The move came just days after Tupelo opposed a prior request by Lee County to postpone oral arguments because of scheduling conflicts.
"In an effort to proceed with this case in a timely manner," Pierce wrote in his order, "this court finds that the oral arguments should be canceled and the motion to re-set oral arguments is not well-taken and should be denied."
Attorneys on both sides said this likely means a quicker ruling than previously anticipated.
"We think it's a good signal that we should be receiving final action from the court in a more timely manner than if we had to proceed with the oral argument," said city attorney Guy Mitchell.
Saltillo attorney Jason Herring echoed those comments, but Lee County attorney Gary Carnathan said it won't change the timeline either way.
A decision is expected sometime this year.
None of the attorneys would speculate on the outcome of the four-year-old case or whether the cancellation of oral arguments could help or hinder their chances of a favorable ruling.
Tupelo had filed a petition in April 2008 to annex some 16 square miles of unincorporated land from five areas adjacent to its existing border. It would affect an estimated 2,500 residents.
But the bid was opposed by Lee County, Saltillo, Plantersville and several fire-protection districts whose attorneys fought the case two years ago in chancery court. After a weeks-long trial and a months-long wait, Chancellor Edward C. Prisock ultimately ruled in Tupelo's favor, issuing his decision in late November 2010.
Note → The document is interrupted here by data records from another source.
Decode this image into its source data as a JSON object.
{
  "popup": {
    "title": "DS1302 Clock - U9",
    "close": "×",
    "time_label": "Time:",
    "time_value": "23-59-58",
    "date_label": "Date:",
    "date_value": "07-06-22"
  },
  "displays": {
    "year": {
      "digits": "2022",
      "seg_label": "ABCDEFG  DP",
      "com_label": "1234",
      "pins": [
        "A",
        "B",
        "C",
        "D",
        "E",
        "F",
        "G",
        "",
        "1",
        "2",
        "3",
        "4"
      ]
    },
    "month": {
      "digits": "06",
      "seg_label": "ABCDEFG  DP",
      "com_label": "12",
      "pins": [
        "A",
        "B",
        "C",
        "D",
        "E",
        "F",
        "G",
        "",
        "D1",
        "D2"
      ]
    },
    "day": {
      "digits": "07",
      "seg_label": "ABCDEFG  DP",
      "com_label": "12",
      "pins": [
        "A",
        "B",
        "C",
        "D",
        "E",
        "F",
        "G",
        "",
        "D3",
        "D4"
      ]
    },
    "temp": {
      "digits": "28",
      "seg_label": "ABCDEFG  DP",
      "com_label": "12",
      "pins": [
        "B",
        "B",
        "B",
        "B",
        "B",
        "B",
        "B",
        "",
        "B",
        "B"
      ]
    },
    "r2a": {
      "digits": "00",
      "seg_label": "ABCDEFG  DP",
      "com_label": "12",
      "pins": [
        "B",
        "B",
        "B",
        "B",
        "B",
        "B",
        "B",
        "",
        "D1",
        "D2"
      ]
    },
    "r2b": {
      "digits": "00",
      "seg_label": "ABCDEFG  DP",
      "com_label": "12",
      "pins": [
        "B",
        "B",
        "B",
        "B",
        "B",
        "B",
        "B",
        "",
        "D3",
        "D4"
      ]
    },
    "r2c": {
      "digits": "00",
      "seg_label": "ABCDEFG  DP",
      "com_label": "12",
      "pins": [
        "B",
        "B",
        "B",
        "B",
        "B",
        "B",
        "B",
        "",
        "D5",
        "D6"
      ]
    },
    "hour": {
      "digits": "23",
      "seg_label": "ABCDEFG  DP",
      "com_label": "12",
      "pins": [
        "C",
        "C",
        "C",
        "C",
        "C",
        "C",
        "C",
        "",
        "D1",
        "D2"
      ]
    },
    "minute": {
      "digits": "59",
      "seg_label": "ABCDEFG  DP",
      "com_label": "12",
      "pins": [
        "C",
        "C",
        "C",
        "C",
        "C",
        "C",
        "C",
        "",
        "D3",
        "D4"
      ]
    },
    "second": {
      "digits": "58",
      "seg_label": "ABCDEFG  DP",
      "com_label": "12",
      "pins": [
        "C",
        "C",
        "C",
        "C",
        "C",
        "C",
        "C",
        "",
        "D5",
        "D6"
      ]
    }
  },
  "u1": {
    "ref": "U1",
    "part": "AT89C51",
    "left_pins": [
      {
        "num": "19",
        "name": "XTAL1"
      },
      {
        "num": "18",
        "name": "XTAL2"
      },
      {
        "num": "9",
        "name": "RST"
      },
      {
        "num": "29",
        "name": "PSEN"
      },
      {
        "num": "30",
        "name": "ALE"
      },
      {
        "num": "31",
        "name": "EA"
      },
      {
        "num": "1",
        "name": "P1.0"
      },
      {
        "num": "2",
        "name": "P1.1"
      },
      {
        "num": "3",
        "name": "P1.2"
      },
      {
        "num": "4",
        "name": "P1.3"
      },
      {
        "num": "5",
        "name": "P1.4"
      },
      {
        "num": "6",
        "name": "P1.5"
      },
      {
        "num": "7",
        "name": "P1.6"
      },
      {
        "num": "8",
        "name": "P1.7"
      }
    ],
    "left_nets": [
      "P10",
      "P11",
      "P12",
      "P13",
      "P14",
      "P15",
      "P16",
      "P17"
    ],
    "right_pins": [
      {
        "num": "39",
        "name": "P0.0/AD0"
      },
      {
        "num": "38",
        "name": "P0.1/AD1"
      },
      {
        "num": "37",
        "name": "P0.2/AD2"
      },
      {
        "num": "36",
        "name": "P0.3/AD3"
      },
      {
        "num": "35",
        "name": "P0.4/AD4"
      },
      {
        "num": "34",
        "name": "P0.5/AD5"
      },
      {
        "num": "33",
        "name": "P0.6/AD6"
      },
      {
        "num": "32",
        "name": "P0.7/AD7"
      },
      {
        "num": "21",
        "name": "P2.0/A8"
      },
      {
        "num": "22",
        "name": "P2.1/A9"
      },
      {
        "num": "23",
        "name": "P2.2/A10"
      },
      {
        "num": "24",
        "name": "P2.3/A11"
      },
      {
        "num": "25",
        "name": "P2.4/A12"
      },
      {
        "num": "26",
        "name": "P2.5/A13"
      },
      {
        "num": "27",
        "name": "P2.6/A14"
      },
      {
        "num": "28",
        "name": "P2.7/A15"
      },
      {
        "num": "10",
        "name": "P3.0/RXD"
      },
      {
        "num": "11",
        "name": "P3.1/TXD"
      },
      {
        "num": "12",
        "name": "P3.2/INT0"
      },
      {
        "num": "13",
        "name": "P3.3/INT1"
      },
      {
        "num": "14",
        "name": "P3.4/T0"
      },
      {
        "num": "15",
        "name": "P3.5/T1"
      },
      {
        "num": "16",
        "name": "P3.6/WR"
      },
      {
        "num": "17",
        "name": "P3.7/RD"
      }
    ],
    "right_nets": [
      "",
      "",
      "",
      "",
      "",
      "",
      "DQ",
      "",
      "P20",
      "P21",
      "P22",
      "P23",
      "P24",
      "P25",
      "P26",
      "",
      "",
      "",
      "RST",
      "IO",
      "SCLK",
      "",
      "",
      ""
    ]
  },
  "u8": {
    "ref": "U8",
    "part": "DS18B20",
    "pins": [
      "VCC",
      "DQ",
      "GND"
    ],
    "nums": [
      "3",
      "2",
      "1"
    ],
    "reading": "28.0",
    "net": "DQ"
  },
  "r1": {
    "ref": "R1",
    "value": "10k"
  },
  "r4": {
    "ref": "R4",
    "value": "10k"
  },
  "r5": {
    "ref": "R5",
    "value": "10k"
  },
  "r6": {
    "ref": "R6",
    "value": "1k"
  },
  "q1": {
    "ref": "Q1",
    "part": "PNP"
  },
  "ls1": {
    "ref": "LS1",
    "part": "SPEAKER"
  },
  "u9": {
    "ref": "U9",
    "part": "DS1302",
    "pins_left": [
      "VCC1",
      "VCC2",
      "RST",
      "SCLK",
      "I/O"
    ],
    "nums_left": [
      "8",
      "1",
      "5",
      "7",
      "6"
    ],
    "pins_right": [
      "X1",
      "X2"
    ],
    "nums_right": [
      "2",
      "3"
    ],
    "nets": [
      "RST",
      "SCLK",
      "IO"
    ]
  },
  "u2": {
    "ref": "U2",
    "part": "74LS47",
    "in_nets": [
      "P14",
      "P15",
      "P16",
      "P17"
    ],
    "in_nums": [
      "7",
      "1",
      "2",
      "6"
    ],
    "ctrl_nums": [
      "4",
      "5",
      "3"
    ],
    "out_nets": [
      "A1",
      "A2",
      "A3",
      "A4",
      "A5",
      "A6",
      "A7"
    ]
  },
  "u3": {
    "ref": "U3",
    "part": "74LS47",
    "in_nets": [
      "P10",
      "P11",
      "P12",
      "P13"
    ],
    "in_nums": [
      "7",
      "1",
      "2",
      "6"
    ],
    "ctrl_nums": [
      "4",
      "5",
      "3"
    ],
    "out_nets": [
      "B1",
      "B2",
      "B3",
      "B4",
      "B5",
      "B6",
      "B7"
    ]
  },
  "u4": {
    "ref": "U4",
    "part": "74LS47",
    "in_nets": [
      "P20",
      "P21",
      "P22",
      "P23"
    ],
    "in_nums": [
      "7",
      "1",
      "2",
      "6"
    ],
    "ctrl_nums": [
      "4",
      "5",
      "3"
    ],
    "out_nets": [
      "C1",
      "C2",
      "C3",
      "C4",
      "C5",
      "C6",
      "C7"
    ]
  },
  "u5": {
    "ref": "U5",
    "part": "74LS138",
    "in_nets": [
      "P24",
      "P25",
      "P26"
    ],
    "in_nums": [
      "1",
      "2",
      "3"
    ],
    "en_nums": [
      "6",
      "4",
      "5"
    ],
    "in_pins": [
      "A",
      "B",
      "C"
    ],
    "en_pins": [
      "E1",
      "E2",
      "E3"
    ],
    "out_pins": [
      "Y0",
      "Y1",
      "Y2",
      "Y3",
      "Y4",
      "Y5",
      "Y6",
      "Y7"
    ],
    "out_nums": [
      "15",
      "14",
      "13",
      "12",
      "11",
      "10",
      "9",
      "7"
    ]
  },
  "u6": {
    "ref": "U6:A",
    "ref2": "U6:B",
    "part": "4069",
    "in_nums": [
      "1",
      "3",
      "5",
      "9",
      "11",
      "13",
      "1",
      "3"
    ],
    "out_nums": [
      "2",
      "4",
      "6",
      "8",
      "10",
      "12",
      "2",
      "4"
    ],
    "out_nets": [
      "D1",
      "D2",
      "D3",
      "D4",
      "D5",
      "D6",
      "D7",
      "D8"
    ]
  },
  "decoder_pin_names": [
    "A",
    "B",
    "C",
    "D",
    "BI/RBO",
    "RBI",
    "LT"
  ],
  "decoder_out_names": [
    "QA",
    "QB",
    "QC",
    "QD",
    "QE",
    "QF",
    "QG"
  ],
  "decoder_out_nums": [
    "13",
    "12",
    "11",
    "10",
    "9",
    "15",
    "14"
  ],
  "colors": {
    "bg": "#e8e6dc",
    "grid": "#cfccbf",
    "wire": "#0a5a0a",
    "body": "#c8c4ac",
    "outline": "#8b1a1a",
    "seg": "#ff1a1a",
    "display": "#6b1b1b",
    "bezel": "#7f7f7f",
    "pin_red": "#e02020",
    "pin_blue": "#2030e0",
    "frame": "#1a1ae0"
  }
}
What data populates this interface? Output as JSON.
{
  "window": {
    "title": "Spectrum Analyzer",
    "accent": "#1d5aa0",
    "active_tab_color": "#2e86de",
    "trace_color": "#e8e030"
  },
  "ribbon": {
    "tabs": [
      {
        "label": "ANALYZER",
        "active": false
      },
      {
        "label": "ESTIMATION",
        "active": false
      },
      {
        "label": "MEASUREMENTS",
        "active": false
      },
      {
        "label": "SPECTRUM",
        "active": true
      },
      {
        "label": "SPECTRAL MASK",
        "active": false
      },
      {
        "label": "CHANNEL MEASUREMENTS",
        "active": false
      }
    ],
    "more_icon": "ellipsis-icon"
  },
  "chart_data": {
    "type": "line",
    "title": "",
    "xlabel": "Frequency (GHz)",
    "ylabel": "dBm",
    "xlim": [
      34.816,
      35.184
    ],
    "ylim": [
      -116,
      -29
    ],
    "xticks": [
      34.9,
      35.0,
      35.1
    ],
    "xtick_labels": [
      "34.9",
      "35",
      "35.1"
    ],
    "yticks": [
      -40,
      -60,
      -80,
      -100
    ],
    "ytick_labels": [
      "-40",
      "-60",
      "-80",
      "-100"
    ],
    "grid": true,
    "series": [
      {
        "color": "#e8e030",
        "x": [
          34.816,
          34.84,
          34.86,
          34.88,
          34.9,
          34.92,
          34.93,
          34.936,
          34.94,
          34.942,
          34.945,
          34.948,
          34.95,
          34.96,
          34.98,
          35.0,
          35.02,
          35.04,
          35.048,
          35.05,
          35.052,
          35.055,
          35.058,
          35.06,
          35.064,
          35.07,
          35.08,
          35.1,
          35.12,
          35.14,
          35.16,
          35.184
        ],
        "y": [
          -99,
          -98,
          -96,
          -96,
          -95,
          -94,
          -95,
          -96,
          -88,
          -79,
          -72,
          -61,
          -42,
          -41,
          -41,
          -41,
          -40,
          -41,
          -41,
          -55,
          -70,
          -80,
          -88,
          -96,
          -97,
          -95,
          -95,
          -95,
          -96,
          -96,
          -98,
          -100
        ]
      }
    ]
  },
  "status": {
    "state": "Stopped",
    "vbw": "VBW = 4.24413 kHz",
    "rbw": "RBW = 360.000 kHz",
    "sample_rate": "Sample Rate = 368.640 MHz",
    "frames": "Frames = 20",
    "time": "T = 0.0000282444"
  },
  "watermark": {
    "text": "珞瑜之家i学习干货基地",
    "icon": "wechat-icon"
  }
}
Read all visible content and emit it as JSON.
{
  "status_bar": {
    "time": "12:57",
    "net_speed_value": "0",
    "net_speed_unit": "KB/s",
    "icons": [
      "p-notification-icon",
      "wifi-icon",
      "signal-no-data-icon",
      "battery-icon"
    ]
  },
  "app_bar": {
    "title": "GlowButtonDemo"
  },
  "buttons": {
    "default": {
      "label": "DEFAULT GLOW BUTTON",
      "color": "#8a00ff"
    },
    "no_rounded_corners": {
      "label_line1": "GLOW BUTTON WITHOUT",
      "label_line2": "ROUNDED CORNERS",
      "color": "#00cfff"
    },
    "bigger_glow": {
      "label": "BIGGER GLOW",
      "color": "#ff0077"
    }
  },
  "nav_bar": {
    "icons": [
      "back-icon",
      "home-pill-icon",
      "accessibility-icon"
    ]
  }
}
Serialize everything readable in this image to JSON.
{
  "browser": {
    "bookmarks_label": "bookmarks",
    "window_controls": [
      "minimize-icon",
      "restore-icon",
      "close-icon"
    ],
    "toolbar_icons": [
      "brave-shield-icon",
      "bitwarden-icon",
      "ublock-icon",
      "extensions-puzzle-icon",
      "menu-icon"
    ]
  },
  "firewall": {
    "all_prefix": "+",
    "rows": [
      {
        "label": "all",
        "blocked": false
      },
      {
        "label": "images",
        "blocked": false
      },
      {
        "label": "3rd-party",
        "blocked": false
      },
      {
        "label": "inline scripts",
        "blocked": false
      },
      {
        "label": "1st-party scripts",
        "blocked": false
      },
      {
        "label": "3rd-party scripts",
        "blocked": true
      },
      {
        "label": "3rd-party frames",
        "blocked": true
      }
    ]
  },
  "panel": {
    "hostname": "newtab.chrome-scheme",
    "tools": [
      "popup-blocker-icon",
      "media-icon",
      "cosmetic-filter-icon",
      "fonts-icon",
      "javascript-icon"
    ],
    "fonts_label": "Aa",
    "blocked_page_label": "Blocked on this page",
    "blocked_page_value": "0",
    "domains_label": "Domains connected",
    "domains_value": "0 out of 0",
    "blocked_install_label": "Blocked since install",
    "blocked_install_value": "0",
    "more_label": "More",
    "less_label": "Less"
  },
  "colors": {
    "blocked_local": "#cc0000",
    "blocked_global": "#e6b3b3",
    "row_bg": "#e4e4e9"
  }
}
Opponents appealed to the state Supreme Court one month later based largely on four factors where they claimed the judge erred: the court's jurisdiction to hear the case; the credibility of the city's expert witness; the potential for double-taxation to annexed residents for fire protection; and the legitimacy of the city's services-and-facilities plan, which it would implement if annexation is successful.
It will cost Tupelo about $25 million over the next five years to fully implement services and facilities to the newly annexed areas.
Costs include hiring five new public works employees, four new police officers, three new firefighters, one new building inspector and extending water, sewer, street lights and other services to the new areas.
If the higher court upholds Prisock's ruling, the city will be able to annex 30 days after its decision.